|Full text PDF:||http://etd.library.vanderbilt.edu/available/etd-04102017-150657/;|

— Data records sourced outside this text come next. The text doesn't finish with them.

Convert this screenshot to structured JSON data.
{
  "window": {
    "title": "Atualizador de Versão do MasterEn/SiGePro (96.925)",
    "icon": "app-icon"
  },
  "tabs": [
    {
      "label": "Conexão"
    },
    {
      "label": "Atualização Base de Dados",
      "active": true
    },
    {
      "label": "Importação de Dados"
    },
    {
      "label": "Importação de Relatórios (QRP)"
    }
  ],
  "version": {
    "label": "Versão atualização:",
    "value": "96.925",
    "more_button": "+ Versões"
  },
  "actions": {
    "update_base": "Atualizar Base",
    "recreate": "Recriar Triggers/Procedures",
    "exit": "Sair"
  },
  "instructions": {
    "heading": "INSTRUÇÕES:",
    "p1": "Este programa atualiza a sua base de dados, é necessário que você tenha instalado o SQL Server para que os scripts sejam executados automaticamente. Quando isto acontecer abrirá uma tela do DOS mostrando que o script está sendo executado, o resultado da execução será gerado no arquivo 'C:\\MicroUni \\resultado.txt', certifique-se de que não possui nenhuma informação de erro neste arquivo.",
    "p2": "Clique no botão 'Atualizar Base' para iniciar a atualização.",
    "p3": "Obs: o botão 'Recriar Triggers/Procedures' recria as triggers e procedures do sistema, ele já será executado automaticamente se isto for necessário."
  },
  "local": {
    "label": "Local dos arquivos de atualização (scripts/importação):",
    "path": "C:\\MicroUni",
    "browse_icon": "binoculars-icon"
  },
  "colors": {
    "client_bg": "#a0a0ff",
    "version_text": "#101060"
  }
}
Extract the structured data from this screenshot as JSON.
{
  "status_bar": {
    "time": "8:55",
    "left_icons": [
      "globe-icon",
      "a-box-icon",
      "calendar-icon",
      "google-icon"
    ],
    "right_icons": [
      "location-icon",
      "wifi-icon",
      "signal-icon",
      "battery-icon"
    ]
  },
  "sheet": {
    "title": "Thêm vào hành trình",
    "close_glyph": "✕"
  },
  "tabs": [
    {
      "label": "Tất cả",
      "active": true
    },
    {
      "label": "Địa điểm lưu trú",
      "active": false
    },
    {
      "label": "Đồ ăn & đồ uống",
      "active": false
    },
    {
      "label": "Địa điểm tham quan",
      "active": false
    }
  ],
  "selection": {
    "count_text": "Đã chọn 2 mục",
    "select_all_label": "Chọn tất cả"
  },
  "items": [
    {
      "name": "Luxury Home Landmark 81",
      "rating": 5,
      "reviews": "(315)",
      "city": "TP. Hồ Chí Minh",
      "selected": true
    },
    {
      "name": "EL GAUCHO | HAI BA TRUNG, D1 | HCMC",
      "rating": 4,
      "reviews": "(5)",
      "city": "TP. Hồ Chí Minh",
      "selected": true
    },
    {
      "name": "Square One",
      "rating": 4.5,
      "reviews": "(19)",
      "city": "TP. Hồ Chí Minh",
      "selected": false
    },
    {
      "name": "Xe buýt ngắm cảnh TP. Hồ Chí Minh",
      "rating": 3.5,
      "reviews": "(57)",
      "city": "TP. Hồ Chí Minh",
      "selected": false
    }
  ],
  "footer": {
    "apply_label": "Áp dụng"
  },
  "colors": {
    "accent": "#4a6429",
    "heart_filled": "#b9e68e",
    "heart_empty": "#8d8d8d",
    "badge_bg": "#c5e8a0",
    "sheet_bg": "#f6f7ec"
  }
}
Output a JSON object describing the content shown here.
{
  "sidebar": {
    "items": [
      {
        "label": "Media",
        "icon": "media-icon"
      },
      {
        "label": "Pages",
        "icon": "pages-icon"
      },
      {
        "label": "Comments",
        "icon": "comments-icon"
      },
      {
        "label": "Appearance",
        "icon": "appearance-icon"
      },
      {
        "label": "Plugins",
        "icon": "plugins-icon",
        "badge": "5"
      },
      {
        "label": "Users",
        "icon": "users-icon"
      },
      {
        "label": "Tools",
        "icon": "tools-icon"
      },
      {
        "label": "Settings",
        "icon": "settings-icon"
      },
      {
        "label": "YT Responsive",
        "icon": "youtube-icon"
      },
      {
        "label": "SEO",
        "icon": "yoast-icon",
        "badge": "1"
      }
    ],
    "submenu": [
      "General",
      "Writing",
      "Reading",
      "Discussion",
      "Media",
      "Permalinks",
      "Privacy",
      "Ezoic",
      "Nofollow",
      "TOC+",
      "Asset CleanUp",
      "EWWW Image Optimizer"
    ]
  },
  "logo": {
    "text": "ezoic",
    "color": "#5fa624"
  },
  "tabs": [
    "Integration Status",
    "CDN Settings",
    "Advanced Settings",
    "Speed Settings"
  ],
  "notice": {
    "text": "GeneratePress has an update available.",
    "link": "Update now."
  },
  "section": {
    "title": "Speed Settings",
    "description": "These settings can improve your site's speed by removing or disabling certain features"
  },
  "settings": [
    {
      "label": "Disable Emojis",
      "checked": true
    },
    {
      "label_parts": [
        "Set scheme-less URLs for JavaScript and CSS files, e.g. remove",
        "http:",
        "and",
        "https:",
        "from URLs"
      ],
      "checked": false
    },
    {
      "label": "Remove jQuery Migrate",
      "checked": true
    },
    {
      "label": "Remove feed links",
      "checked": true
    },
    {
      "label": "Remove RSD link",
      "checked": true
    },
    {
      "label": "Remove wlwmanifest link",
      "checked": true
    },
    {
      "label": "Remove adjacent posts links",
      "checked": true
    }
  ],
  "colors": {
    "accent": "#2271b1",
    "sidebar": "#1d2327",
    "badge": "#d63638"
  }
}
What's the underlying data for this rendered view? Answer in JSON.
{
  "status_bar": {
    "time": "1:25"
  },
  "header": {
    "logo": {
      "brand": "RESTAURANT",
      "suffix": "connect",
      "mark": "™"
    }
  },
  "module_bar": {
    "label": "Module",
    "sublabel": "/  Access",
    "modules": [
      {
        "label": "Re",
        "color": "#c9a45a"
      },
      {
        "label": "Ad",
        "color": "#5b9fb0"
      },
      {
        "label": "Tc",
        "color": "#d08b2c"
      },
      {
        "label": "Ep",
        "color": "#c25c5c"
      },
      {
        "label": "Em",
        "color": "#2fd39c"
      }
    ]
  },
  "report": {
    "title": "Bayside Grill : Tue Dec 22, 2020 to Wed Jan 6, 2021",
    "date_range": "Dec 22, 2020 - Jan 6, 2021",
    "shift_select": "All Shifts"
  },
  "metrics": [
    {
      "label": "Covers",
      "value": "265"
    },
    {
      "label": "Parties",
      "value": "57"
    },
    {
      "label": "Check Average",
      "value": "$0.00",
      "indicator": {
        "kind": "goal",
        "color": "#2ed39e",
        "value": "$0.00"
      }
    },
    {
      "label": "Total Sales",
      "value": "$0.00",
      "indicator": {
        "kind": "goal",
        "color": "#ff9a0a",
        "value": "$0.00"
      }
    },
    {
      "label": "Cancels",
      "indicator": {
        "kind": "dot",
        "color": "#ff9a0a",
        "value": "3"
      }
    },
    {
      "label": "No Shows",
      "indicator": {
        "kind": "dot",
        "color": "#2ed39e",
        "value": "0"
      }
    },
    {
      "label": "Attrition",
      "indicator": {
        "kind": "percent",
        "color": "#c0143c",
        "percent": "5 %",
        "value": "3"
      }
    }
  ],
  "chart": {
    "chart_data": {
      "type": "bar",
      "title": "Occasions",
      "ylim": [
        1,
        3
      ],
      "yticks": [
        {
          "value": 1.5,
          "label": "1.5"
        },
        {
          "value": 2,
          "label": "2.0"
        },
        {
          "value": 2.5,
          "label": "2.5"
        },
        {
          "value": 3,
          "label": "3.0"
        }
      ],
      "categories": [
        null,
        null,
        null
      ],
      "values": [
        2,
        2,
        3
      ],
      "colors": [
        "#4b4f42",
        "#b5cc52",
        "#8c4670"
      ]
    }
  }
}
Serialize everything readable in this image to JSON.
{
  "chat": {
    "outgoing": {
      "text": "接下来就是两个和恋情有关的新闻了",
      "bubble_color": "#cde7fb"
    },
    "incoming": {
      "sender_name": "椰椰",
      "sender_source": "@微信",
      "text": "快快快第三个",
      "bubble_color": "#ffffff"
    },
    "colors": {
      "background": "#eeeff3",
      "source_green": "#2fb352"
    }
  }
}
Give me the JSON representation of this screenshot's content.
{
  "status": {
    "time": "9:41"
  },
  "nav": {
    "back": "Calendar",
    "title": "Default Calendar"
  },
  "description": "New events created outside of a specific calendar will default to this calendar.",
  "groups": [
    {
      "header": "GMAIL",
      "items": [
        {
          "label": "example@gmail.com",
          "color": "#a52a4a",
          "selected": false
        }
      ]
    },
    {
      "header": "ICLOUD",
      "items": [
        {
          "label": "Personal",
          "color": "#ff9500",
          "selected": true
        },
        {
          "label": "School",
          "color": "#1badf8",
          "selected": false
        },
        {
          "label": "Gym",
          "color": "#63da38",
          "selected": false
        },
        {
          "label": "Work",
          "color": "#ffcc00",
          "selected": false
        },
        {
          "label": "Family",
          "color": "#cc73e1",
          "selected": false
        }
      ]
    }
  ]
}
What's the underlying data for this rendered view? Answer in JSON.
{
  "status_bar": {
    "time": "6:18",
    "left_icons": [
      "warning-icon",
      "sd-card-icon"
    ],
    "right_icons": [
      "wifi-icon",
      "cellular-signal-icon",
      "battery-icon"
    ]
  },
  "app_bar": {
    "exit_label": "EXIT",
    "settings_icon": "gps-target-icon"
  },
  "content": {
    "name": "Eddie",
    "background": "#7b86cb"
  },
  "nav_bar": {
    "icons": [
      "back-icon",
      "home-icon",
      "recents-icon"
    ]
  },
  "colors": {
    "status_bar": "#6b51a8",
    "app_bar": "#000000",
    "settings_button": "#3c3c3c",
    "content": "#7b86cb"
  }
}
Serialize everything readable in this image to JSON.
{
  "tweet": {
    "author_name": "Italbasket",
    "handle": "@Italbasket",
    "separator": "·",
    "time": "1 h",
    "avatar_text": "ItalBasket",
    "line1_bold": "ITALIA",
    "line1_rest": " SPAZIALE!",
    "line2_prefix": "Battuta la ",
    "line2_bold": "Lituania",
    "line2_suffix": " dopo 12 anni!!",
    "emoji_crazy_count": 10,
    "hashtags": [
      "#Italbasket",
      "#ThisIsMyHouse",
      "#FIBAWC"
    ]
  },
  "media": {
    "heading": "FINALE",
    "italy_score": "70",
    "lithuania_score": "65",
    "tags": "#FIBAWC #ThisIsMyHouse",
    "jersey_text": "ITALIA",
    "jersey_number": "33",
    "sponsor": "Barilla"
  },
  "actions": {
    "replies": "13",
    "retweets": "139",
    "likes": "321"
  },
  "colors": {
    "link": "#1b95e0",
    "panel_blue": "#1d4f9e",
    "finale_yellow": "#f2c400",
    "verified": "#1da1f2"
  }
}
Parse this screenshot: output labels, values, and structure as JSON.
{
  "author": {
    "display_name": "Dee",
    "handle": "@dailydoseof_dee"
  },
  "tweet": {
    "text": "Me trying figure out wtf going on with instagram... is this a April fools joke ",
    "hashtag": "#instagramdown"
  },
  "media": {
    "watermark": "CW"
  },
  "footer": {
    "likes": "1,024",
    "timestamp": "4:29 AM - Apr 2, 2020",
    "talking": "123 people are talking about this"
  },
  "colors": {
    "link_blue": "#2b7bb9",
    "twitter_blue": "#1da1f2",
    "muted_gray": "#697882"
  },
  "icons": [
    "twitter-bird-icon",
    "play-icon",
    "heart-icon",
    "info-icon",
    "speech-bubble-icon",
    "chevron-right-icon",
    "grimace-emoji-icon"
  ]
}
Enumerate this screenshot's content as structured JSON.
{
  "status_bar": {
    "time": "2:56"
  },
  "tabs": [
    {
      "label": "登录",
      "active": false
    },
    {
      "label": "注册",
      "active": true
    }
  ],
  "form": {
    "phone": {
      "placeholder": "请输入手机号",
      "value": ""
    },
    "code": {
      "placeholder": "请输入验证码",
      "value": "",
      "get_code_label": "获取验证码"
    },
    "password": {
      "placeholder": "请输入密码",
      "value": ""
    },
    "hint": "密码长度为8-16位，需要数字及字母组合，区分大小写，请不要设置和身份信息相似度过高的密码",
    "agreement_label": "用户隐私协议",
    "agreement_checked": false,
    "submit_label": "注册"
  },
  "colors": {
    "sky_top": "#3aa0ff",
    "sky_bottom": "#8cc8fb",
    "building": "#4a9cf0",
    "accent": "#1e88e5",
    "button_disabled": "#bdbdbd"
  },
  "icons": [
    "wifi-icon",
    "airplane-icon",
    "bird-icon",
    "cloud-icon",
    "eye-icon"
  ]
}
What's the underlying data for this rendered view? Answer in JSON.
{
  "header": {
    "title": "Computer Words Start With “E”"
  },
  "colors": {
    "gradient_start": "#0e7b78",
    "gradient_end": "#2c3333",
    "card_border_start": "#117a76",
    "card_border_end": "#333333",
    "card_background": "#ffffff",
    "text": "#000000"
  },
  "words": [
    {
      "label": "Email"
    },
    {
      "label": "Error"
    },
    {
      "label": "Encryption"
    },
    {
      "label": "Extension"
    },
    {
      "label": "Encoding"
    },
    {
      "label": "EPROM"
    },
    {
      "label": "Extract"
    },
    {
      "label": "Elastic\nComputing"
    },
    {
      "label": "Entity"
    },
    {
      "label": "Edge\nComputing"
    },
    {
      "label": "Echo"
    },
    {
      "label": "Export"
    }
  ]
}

Human cytochrome P450 (P450) 17A1 is an essential enzyme in the steroid biosynthesis pathway that mediates a critical branch point which leads to either glucocorticoid or sex hormone production. P450 17A1 is a bifunctional enzyme that catalyzes 17-hydroxylation of pregnenolone and progesterone and subsequently a 17,20-lyase reaction that generates dehydroepiandrosterone and androstenedione, respectively. While the 17-hydroxy steroids are substrates for the androgen generating cleavage reaction, they are also precursors to glucocorticoids. Selective inhibition of the 17,20-lyase reaction to reduce androgen levels, without disrupting glucocorticoid production, is a current goal in prostate cancer therapy. The objective of this investigation was to evaluate the chemical and kinetic mechanisms of human P450 17A1 that enable catalysis of two distinct reactions, with the purpose of contributing greater insight for the development of cleavage-selective inhibitors. The chemical mechanism of the 17,20-lyase reaction was assessed and the results provide compelling support for a Compound I-mediated mechanism but have not ruled out a ferric peroxide mechanism. Novel hydroxylation products were identified in the course of these studies. The majority of the new products were 16-hydroxy steroids and, remarkably, hydroxylation of a B-ring carbon was also observed (6,16,17-trihydroxyprogesterone). One critical factor for reaction-selective inhibition of P450 17A1 is the processivity in catalyzing the sequential reactions. The kinetic mechanism of human P450 17A1 was evaluated using steady-state and pre-steady-state methods, and a minimal kinetic model was developed using KinTek Explorer software. Human P450 17A1 was primarily distributive in catalyzing the two reactions but was more processive with pregnenolone than with progesterone. Furthermore, cytochrome b5 (b5) enhanced the processivity and the results indicate that it functions as a shunt towards sex hormone production. A theoretical model was proposed that includes multiple enzyme conformations, including a more efficient, processive conformation that may be stabilized by b5. As such, selective inhibition of the 17,20-lyase reaction is complicated by the propensity of human P450 17A1 to catalyze the sequential reactions processively when b5 is present, and it is possible that it may only be accomplished by disrupting the interactions between the two proteins.Advisors/Committee Members: F. Peter Guengerich, PhD (committee member), Daniel Liebler, PhD (committee member), Martin Egli (chair), Claus Schneider, PhD (committee member), Charles R. Sander, PhD (committee member).